Livestock are used as a tool to manage the cropping systems and increase soil health. The rotation evolves around crop diversity which includes legumes, forages, companion crops, and cover crops. Ground litter is constant; as crops are removed, a companion crop or cover crop takes its place; thereby extending the growing season. Maintaining adequate ground litter is becoming more challenging as soil health improves. The livestock increase the cropping system profitability by managing the residue in the fall.

Wildlife diversity and population numbers have also increased dramatically with the grazing system and zero-till cropping system. The Browns carefully consider and include wildlife in all of their management practices. The Browns take great pride in the fact that although they are located only two miles from the city limits of Bismarck, wildlife is not only abundant, it flourishes. Today, ringneck pheasant, sharptail grouse, Hungarian partridge, Canada geese, many different species of ducks, a wide array of songbirds as well as several species of raptors make their home on the ranch. Whitetail deer abound and it is not uncommon to see over 20 of them any given day on just the home section. Many other smaller mammals such as mink, weasel, raccoons, coyotes, and fox abound as well.

By practicing the philosophy of using livestock as a tool to improve natural resources, the Browns are insuring the continued viability of the operation for themselves, their children, and future generations.

Conservation Practices:

Zero-till
Cropping System
Cover Crops
Planned Grazing System (Natives and tame legume system)
Forage Management
Shelterbelts and Windbreaks
Wildlife Management
Tanks, Wells, Pipelines, and Ponds
Nutrient Management
Pest Management

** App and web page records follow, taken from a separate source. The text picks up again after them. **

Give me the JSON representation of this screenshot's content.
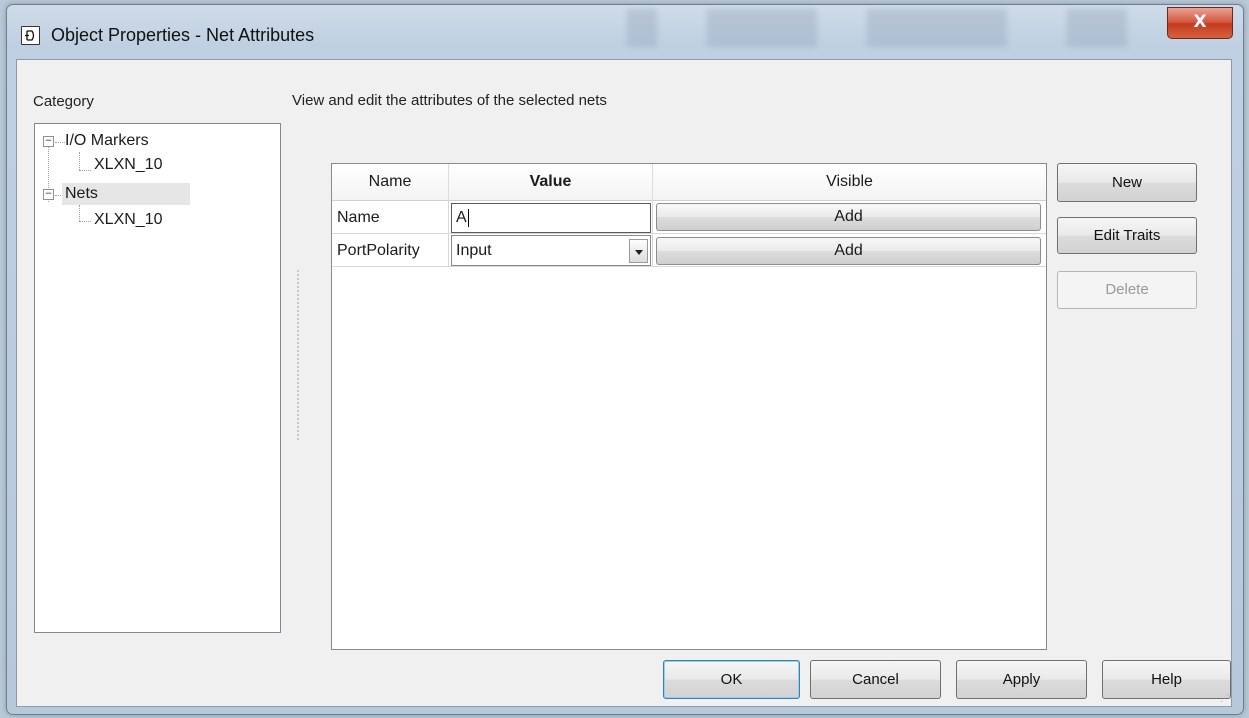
{
  "window": {
    "title": "Object Properties - Net Attributes",
    "close_label": "X"
  },
  "category_label": "Category",
  "description": "View and edit the attributes of the selected nets",
  "tree": {
    "items": [
      {
        "label": "I/O Markers",
        "expander": "−"
      },
      {
        "label": "XLXN_10"
      },
      {
        "label": "Nets",
        "expander": "−"
      },
      {
        "label": "XLXN_10"
      }
    ]
  },
  "table": {
    "columns": [
      "Name",
      "Value",
      "Visible"
    ],
    "rows": [
      {
        "name": "Name",
        "value": "A",
        "visible": "Add"
      },
      {
        "name": "PortPolarity",
        "value": "Input",
        "visible": "Add"
      }
    ]
  },
  "side_buttons": {
    "new": "New",
    "edit_traits": "Edit Traits",
    "delete": "Delete"
  },
  "footer_buttons": {
    "ok": "OK",
    "cancel": "Cancel",
    "apply": "Apply",
    "help": "Help"
  }
}
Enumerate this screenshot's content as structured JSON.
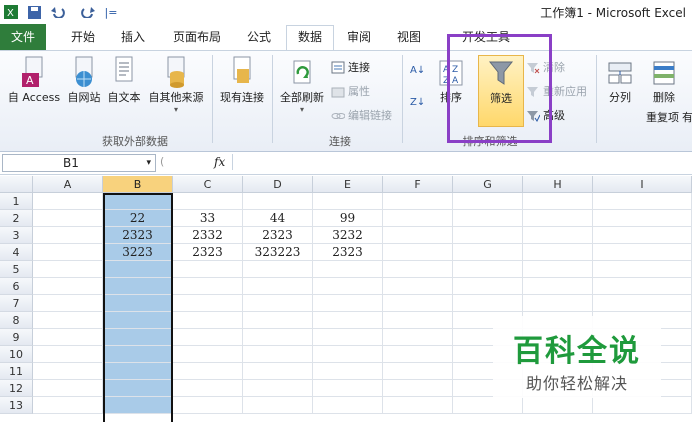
{
  "window": {
    "title": "工作簿1 - Microsoft Excel"
  },
  "quick_access": {
    "excel_icon": "excel-icon",
    "save_icon": "save-icon",
    "undo_icon": "undo-icon",
    "redo_icon": "redo-icon",
    "customize_glyph": "|="
  },
  "tabs": [
    "文件",
    "开始",
    "插入",
    "页面布局",
    "公式",
    "数据",
    "审阅",
    "视图",
    "开发工具"
  ],
  "ribbon": {
    "external_data": {
      "group_label": "获取外部数据",
      "buttons": [
        "自 Access",
        "自网站",
        "自文本",
        "自其他来源",
        "现有连接"
      ]
    },
    "connections": {
      "group_label": "连接",
      "refresh_all": "全部刷新",
      "connections": "连接",
      "properties": "属性",
      "edit_links": "编辑链接"
    },
    "sort_filter": {
      "group_label": "排序和筛选",
      "sort": "排序",
      "filter": "筛选",
      "clear": "清除",
      "reapply": "重新应用",
      "advanced": "高级"
    },
    "data_tools": {
      "split": "分列",
      "remove_duplicates_line1": "删除",
      "remove_duplicates_line2": "重复项",
      "cut_glyph": "有"
    }
  },
  "formula_bar": {
    "name_box": "B1",
    "fx": "fx",
    "value": ""
  },
  "sheet": {
    "columns": [
      "A",
      "B",
      "C",
      "D",
      "E",
      "F",
      "G",
      "H",
      "I"
    ],
    "rows": [
      "1",
      "2",
      "3",
      "4",
      "5",
      "6",
      "7",
      "8",
      "9",
      "10",
      "11",
      "12",
      "13"
    ],
    "selected_column": "B",
    "cells": {
      "r2": {
        "B": "22",
        "C": "33",
        "D": "44",
        "E": "99"
      },
      "r3": {
        "B": "2323",
        "C": "2332",
        "D": "2323",
        "E": "3232"
      },
      "r4": {
        "B": "3223",
        "C": "2323",
        "D": "323223",
        "E": "2323"
      }
    }
  },
  "watermark": {
    "title": "百科全说",
    "subtitle": "助你轻松解决"
  },
  "colors": {
    "file_tab": "#2f7d3b",
    "selection": "#a9cbe8",
    "highlight": "#8a3fc6",
    "watermark_green": "#1f9a3c"
  }
}
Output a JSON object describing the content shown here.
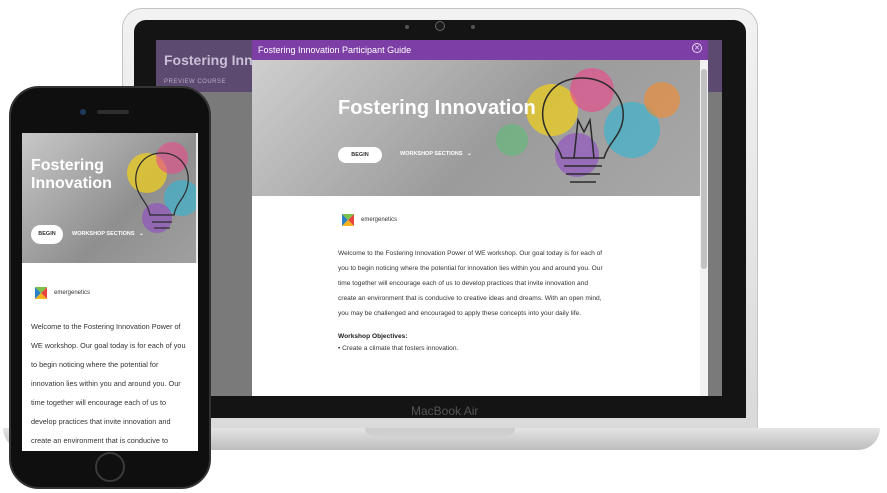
{
  "laptop": {
    "brand": "MacBook Air",
    "background_page": {
      "title": "Fostering Inno",
      "subtitle": "PREVIEW COURSE"
    },
    "modal": {
      "title": "Fostering Innovation Participant Guide",
      "hero_title": "Fostering Innovation",
      "begin_label": "BEGIN",
      "sections_label": "WORKSHOP SECTIONS",
      "logo_text": "emergenetics",
      "paragraph": "Welcome to the Fostering Innovation Power of WE workshop. Our goal today is for each of you to begin noticing where the potential for innovation lies within you and around you. Our time together will encourage each of us to develop practices that invite innovation and create an environment that is conducive to creative ideas and dreams. With an open mind, you may be challenged and encouraged to apply these concepts into your daily life.",
      "objectives_title": "Workshop Objectives:",
      "objectives": [
        "Create a climate that fosters innovation."
      ]
    }
  },
  "phone": {
    "hero_title": "Fostering Innovation",
    "begin_label": "BEGIN",
    "sections_label": "WORKSHOP SECTIONS",
    "logo_text": "emergenetics",
    "paragraph": "Welcome to the Fostering Innovation Power of WE workshop. Our goal today is for each of you to begin noticing where the potential for innovation lies within you and around you. Our time together will encourage each of us to develop practices that invite innovation and create an environment that is conducive to creative ideas and"
  },
  "colors": {
    "accent": "#7d3fa6",
    "background_header": "#5d4a70"
  }
}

Quote from Gabe Brown, producer:
“Cattle have a positive impact on the environment. We have an open door policy to show people this. To date, we’ve had visitors from 41 states and 14 foreign countries through various tours and workshops.”


Updated 10-18-07